I’m not great with criticism, but I’ve changed the way I approach kindness and tolerance because of my interaction with rude or hurtful comments.
« admitting that you’re struggling with your health also removes a huge burden. »
Do you have some advice to give to all the girls who would like to share their story on Instagram but don’t dare to go for it ?
Sharing your story is terrifying. It’s the ultimate act of vulnerability, but admitting that you’re struggling with your health also removes a huge burden.
Do you have some tips to stay motivated in all circumstances, for your trainings but also to eat healthy ?
Prepare. Always anticipate things being crazy or busy. Have go-to choices at local restaurants and fast food places. Keep a cooler with healthy dry goods in your car. Prepare.
What is your favorite playlist when you go to the gym ?
I’m usually listening to some 90s hip hop in the gym. My number one list includes R Kelly’s Ignition, 50’s Candy Shop, Ginuwine’s Pony mixed with some Lil Wayne, Jay Z, Tupac… anything that was played at a bad middle school dance in the early 2000s.
Besides sport, do you have some passions ?
I love film. I grew up working in the industry in my spare time and I’m always excited for little opportunities to get back to it.
« When I started, I’d always say to myself, « Just try. Maybe nothing changes. Maybe everything does. »
What are your projects and your goals for the futur ?
Right now, most of my goals are about remaining healthy and helping my students grow. Someday, I’d like to merge the two loves through public speaking or lecturing to young adults and adults about body image, self love, and health.
You already have an Instagram account and a Youtube channel. Do you consider creating a blog ?
I have a few blog posts up on my website, theirongiantesslife.com. I think over time, I’ll post more there.
To conclude, do you have a mantra you like to bear in mind that keeps you motivated and that you like to share with us ?
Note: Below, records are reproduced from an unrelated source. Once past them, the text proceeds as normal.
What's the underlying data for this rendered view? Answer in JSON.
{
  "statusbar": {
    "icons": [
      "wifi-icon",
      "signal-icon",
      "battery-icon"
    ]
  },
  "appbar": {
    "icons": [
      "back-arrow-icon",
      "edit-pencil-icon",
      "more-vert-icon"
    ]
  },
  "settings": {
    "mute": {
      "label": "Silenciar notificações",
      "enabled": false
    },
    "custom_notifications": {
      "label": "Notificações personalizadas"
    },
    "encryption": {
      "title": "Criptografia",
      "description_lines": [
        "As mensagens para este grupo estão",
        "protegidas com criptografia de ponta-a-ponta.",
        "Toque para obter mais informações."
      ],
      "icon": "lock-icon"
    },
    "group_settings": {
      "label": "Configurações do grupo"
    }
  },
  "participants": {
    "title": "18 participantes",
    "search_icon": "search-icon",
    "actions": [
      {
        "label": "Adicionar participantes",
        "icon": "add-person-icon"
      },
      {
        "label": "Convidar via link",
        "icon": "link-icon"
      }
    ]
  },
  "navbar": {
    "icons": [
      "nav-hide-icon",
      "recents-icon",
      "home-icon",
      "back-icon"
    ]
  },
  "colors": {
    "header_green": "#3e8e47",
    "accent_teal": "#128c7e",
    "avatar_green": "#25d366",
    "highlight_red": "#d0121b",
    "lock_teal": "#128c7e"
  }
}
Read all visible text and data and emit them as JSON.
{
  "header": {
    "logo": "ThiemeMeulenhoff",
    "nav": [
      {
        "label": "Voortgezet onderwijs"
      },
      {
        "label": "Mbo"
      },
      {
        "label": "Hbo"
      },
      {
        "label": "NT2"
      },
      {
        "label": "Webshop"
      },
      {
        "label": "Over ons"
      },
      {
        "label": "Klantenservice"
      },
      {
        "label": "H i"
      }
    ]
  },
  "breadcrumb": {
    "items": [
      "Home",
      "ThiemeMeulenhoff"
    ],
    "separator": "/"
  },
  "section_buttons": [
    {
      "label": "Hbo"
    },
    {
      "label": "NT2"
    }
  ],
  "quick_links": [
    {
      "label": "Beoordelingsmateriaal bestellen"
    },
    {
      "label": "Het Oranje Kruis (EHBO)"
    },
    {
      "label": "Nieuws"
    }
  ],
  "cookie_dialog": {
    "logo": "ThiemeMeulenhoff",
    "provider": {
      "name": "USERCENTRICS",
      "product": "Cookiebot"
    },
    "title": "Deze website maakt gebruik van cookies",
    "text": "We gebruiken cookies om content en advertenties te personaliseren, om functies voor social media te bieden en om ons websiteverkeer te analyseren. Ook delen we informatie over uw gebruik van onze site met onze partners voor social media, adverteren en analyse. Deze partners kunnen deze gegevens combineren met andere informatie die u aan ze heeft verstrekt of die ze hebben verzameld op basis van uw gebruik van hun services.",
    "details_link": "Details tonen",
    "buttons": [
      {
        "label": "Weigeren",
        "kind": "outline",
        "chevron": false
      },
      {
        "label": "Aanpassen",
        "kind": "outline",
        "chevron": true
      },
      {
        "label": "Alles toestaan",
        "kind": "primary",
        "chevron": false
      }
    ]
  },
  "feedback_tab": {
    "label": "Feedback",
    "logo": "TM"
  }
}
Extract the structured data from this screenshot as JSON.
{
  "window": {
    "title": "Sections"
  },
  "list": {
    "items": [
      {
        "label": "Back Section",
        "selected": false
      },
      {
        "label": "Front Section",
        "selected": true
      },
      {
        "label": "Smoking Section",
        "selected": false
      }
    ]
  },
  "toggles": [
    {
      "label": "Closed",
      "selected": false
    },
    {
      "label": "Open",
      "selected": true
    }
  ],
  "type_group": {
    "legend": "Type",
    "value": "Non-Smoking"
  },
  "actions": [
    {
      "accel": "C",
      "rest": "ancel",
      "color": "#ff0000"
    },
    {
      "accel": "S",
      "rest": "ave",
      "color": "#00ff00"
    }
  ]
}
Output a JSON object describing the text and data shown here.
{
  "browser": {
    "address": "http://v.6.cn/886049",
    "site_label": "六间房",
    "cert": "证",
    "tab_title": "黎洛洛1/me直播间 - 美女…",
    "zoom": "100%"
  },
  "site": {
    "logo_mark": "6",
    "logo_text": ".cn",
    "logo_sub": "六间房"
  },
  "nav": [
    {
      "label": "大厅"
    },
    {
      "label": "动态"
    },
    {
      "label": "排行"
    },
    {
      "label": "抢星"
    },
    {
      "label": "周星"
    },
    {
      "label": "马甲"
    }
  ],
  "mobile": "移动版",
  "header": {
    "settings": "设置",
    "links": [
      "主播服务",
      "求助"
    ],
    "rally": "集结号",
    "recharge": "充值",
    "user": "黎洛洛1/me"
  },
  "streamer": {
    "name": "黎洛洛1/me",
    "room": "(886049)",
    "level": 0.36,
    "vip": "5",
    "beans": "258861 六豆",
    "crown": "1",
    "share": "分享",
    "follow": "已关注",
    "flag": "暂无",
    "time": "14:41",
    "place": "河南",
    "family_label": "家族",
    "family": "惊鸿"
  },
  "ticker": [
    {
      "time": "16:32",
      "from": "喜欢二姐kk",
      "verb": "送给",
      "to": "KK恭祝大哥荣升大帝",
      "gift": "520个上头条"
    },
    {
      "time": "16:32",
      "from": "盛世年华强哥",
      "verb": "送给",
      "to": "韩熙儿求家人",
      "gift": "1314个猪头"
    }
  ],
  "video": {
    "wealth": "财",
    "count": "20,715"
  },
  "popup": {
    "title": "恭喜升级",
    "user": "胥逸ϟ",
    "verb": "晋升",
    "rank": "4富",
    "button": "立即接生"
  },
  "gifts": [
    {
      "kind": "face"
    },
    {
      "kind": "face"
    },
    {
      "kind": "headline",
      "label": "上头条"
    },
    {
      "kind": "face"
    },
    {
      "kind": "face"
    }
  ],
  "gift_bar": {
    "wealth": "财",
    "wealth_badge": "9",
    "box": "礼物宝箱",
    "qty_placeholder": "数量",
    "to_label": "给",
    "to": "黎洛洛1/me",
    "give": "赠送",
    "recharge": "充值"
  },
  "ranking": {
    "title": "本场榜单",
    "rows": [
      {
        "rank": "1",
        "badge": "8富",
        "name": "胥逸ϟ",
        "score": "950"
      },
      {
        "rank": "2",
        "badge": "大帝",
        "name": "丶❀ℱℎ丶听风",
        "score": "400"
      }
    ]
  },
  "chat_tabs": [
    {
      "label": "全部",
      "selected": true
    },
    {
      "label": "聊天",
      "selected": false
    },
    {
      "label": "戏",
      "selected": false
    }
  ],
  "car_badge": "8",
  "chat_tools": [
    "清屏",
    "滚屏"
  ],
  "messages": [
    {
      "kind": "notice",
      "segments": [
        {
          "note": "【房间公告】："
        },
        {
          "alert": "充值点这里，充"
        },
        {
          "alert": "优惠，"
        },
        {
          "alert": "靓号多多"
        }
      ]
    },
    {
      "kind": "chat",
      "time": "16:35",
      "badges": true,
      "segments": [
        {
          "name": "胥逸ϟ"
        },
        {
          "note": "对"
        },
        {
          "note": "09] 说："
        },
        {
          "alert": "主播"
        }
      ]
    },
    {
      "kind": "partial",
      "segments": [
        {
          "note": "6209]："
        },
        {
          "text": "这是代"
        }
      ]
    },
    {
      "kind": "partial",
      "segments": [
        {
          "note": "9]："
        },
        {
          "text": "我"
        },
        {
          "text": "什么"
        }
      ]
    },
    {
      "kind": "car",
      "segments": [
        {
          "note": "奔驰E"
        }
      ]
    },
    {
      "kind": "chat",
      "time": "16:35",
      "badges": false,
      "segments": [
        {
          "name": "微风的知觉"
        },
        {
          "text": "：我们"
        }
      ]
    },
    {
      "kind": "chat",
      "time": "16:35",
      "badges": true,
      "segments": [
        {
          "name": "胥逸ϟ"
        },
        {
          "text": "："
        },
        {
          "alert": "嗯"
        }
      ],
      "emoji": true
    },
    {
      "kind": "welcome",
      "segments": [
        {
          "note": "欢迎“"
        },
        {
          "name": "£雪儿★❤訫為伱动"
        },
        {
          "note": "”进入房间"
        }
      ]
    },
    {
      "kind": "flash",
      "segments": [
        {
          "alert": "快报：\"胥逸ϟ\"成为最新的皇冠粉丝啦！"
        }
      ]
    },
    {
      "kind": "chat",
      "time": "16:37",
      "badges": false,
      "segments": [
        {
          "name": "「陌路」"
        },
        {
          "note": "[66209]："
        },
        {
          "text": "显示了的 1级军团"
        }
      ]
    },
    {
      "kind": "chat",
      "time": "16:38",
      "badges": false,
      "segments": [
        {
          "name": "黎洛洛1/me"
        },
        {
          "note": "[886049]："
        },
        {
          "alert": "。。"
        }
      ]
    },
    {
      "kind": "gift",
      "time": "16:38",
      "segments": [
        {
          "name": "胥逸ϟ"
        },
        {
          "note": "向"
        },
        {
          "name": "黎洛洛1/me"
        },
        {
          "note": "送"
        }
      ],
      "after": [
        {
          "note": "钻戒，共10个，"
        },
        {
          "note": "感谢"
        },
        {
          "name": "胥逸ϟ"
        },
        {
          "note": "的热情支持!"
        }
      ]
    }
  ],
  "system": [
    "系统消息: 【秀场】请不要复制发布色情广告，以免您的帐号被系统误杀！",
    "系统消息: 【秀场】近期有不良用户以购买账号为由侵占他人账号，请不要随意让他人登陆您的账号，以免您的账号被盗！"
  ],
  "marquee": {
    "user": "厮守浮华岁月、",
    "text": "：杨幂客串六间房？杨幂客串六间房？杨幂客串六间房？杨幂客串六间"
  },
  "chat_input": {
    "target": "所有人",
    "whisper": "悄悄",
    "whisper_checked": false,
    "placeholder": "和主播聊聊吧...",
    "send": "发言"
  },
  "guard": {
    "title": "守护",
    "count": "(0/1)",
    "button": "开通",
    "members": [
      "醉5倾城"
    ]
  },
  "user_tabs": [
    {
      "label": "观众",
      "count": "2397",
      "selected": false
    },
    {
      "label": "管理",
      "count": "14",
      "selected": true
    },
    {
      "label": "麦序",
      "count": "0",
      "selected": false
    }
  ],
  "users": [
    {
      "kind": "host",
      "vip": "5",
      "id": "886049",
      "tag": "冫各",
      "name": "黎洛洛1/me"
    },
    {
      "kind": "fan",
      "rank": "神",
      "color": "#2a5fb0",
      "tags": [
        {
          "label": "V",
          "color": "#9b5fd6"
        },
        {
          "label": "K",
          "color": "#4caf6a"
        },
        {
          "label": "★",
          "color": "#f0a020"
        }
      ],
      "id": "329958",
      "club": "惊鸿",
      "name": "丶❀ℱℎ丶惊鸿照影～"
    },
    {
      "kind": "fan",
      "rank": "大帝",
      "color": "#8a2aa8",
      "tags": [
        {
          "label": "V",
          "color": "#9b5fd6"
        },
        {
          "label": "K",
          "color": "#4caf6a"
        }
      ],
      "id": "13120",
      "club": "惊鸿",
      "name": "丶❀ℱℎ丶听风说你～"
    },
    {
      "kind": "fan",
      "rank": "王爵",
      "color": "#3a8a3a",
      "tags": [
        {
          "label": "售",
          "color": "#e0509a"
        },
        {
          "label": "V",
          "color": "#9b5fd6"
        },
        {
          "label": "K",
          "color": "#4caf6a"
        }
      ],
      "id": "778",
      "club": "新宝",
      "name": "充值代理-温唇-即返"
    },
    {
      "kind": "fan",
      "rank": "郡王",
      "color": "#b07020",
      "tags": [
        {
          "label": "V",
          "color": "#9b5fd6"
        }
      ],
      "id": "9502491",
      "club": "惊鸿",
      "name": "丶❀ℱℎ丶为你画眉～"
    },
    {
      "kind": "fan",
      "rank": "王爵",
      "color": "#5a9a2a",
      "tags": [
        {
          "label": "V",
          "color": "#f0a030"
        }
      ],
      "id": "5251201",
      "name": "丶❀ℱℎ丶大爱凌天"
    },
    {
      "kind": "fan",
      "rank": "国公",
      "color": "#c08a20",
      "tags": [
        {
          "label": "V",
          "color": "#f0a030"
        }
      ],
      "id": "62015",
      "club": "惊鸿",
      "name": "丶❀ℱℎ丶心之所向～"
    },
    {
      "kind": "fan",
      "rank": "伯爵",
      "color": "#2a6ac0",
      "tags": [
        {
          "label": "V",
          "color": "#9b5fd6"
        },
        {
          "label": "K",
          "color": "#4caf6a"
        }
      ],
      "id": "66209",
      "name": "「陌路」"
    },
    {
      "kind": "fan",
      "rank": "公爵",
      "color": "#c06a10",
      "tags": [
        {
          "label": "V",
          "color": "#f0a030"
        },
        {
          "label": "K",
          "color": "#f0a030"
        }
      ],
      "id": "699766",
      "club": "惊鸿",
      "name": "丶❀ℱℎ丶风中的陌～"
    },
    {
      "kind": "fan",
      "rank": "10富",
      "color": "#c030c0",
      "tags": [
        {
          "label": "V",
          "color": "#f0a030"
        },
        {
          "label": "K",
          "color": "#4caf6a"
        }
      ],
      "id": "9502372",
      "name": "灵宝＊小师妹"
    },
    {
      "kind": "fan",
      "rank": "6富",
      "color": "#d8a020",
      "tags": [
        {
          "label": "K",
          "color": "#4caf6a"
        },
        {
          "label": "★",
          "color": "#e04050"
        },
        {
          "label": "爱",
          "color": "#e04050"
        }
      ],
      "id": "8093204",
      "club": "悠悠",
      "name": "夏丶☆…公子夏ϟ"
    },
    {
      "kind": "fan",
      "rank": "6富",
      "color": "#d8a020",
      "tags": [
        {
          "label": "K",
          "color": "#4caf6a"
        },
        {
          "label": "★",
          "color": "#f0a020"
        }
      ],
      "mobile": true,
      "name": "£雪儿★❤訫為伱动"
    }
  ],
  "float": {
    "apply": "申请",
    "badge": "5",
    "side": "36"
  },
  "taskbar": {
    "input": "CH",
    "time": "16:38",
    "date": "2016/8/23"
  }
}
When I started, I’d always say to myself, « Just try. Maybe nothing changes. Maybe everything does. » I still find that helps me shake things off and get back to work.